It seems the law, which has a way of upsetting the best laid plans of mice and American administrations, bars foreign aid to any countries "whose duly elected leader of government is deposed by decree or military coup," which would seem a fair enough summary of what has just happened in Egypt.
But cutting off the $1.5 billion a year that Congress authorizes for that country would only add folly to the turmoil that now threatens a key American ally, or at least a sometime ally but always a central nation in the Middle East. Cut off American aid to it at this crucial juncture? It's hard to think of a better way to undermine the one institution, the Egyptian military, that now stands between that nation and further chaos.
Therefore a coup isn't a coup. Not in the curious tongue that White House press secretaries must master if they're going to deny the obvious without cracking a smile. Richard Nixon had his Ron Ziegler, and now Barack Obama has his Jay Carney. Which is why poor Mr. Carney had to deny that the military coup in Egypt was a military coup in Egypt.
O-o-o-kay. At least poor Jay Carney (Poor is rapidly becoming his first name) did offer a hint about why so obvious a falsehood had to be trotted out. Suspending aid to Egypt, he said, "would not be in our best interest." At last, a glimmer of truth peeks through the clouds of doublespeak. Give the man at least that much credit.
Rather than play these games with the national interest, not to mention truth, it would be better to change the law to give a president the kind of leeway he needs when a blanket prohibition like this one prevents him from making a candid exception to it. And doing what is best for the country.
Moral of the story: A good rule in general doesn't always have good results when it's applied in particular circumstances -- like Egypt's just now.
But changing the law in order to give the chief executive the flexibility he needs in enforcing it might be impractical at such short notice. And for good or ill, Congress has always been jealous of its powers. So word games must be played, and the law skirted rather than amended. Even though simply changing the law would be the more responsible, and candid, course. But till it's changed, subterfuges like Poor Jay Carney's will be invited.
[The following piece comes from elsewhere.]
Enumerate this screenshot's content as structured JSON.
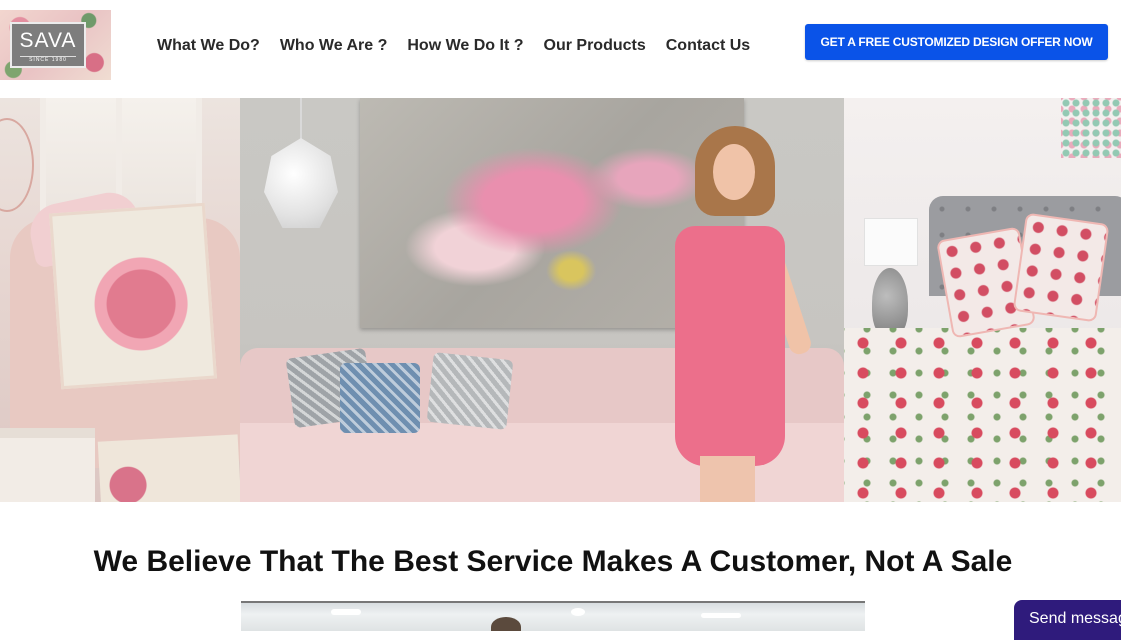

Let's just say there are times when the truth has to be, uh, softened. Consider the quick response offered by the head of this country's National Security Agency when he was asked by a senator whether his agency was collecting data about millions of Americans' phone calls. "No, sir ... not wittingly," said James Clapper, though his agency was doing just that -- as he had to acknowledge soon afterward. His explanation and apologia: Under the pressure of the moment, rather than risk revealing a then secret program, he resorted to answering the question in the "least untruthful manner" he could. More word games.
Oh, what a tangled web we weave/ When first we practice to deceive! Practicing to deceive could sum up a great portion of any intelligence service's function. Or even any diplomat's. A long-ago cynic/realist once defined a diplomat as "an honest gentleman sent to lie abroad for the good of his country."
The same job description might apply at home to White House press secretaries. The best of them -- one thinks of the late Tony Snow -- managed to be candid and still serve their president's and their country's interests. The worst of them, the Zieglers and Carneys, get stuck with presidents who are hard to defend. Or with national policies that are as necessary as they are legally dubious.